- WHAT THE TASK ASKS: Reprint the entire listing exactly.

- RECORDS SUPPLIED:

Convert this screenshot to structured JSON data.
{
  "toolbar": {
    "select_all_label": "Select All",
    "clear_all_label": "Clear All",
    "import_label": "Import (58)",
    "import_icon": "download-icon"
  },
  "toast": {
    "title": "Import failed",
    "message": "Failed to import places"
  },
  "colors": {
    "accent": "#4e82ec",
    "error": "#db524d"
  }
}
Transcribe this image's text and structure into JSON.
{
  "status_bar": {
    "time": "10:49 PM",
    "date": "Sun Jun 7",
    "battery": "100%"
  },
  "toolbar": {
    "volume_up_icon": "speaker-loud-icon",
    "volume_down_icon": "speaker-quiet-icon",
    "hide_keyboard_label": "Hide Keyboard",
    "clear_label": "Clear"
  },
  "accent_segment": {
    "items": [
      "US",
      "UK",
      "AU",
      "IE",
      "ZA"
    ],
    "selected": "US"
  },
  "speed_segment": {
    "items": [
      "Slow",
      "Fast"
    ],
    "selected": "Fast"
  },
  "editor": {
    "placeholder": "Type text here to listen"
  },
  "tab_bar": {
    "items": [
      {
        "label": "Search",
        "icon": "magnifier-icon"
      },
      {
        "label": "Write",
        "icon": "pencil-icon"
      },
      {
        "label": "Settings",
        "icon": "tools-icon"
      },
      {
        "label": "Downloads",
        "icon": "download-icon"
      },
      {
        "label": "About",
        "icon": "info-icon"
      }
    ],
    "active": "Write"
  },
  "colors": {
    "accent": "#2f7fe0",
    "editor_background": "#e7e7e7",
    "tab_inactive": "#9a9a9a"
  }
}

- RESPONSE AREA:
Convert this screenshot to structured JSON data.
{
  "toolbar": {
    "select_all_label": "Select All",
    "clear_all_label": "Clear All",
    "import_label": "Import (58)",
    "import_icon": "download-icon"
  },
  "toast": {
    "title": "Import failed",
    "message": "Failed to import places"
  },
  "colors": {
    "accent": "#4e82ec",
    "error": "#db524d"
  }
}
Transcribe this image's text and structure into JSON.
{
  "status_bar": {
    "time": "10:49 PM",
    "date": "Sun Jun 7",
    "battery": "100%"
  },
  "toolbar": {
    "volume_up_icon": "speaker-loud-icon",
    "volume_down_icon": "speaker-quiet-icon",
    "hide_keyboard_label": "Hide Keyboard",
    "clear_label": "Clear"
  },
  "accent_segment": {
    "items": [
      "US",
      "UK",
      "AU",
      "IE",
      "ZA"
    ],
    "selected": "US"
  },
  "speed_segment": {
    "items": [
      "Slow",
      "Fast"
    ],
    "selected": "Fast"
  },
  "editor": {
    "placeholder": "Type text here to listen"
  },
  "tab_bar": {
    "items": [
      {
        "label": "Search",
        "icon": "magnifier-icon"
      },
      {
        "label": "Write",
        "icon": "pencil-icon"
      },
      {
        "label": "Settings",
        "icon": "tools-icon"
      },
      {
        "label": "Downloads",
        "icon": "download-icon"
      },
      {
        "label": "About",
        "icon": "info-icon"
      }
    ],
    "active": "Write"
  },
  "colors": {
    "accent": "#2f7fe0",
    "editor_background": "#e7e7e7",
    "tab_inactive": "#9a9a9a"
  }
}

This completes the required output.